Segment Start: GIVEN RECORDS

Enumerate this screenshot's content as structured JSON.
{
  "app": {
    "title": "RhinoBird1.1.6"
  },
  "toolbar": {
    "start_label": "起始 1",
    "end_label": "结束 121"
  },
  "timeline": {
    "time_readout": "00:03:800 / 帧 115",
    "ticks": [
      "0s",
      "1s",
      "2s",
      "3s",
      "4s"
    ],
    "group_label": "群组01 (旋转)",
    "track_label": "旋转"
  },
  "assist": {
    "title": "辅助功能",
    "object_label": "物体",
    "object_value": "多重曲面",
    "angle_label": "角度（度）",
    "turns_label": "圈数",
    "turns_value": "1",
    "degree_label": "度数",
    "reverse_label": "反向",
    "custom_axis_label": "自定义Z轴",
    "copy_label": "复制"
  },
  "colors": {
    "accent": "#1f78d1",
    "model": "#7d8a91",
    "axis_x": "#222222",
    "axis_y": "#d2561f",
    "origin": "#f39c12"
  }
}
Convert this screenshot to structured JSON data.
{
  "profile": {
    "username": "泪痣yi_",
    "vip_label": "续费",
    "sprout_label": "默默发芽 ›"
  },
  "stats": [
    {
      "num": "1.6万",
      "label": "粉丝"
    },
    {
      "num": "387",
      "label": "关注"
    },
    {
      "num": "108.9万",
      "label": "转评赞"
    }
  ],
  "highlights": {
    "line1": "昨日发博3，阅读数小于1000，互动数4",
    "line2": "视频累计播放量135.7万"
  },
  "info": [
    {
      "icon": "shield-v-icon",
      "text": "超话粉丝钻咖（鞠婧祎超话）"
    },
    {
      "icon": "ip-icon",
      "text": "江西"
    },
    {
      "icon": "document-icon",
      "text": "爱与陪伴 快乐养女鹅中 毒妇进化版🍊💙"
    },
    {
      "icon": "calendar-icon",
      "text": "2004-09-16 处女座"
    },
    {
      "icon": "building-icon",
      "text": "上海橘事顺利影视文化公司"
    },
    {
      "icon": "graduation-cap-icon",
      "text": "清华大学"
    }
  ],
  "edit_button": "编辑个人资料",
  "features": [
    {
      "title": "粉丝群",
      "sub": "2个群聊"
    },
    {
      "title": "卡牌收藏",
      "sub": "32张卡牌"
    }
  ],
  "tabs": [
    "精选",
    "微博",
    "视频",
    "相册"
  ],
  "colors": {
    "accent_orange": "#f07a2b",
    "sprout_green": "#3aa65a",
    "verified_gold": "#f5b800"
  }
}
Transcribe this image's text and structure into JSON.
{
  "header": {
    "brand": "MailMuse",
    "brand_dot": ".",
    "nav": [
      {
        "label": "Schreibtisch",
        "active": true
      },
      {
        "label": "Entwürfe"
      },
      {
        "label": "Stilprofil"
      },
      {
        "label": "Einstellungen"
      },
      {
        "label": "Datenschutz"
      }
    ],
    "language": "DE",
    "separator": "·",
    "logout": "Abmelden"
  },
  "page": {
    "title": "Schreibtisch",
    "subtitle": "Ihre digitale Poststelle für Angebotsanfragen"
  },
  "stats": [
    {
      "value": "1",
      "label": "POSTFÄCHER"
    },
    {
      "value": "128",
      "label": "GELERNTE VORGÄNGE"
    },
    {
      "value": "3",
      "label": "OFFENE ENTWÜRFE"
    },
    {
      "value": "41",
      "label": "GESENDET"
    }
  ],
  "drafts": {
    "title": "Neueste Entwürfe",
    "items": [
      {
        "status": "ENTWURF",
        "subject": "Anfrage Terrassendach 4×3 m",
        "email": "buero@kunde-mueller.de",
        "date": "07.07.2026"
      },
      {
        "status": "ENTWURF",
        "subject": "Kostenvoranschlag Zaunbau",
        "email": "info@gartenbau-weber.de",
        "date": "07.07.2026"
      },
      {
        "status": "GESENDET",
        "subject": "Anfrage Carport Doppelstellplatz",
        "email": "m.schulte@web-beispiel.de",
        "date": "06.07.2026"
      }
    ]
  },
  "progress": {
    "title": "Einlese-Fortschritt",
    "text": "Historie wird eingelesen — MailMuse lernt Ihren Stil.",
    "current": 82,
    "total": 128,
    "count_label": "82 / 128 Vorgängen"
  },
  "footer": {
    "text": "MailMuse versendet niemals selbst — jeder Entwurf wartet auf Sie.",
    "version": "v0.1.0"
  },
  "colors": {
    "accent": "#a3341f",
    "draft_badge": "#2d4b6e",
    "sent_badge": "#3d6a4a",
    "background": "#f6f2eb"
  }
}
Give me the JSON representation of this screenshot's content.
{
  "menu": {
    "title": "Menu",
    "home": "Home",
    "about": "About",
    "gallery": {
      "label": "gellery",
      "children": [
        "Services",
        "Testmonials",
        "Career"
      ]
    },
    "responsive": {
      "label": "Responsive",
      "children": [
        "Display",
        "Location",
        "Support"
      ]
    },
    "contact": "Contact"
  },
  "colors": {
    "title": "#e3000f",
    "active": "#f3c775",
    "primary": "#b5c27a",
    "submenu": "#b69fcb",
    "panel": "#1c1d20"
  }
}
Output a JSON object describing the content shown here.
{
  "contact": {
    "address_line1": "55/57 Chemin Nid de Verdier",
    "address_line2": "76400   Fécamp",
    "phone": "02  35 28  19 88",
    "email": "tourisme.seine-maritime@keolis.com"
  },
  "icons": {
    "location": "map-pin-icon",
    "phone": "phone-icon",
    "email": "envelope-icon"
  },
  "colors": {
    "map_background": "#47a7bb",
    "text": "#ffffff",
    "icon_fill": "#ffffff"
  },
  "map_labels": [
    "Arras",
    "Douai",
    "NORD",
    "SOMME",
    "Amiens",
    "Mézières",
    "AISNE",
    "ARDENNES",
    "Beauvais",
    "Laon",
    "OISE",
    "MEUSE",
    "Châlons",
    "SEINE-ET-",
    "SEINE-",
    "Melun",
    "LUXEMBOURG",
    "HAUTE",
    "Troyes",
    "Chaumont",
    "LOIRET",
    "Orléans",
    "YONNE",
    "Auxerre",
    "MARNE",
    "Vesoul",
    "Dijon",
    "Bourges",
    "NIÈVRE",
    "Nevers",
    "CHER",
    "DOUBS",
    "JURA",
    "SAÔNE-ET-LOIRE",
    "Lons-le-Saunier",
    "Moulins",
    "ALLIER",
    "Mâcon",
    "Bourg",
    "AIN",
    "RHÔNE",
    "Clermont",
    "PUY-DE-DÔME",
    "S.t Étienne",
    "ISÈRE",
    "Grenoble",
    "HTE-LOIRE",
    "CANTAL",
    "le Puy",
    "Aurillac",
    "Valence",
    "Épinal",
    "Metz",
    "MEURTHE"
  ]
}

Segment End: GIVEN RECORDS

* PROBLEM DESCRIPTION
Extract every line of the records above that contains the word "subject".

* REPLY
        "subject": "Anfrage Terrassendach 4×3 m",
        "subject": "Kostenvoranschlag Zaunbau",
        "subject": "Anfrage Carport Doppelstellplatz",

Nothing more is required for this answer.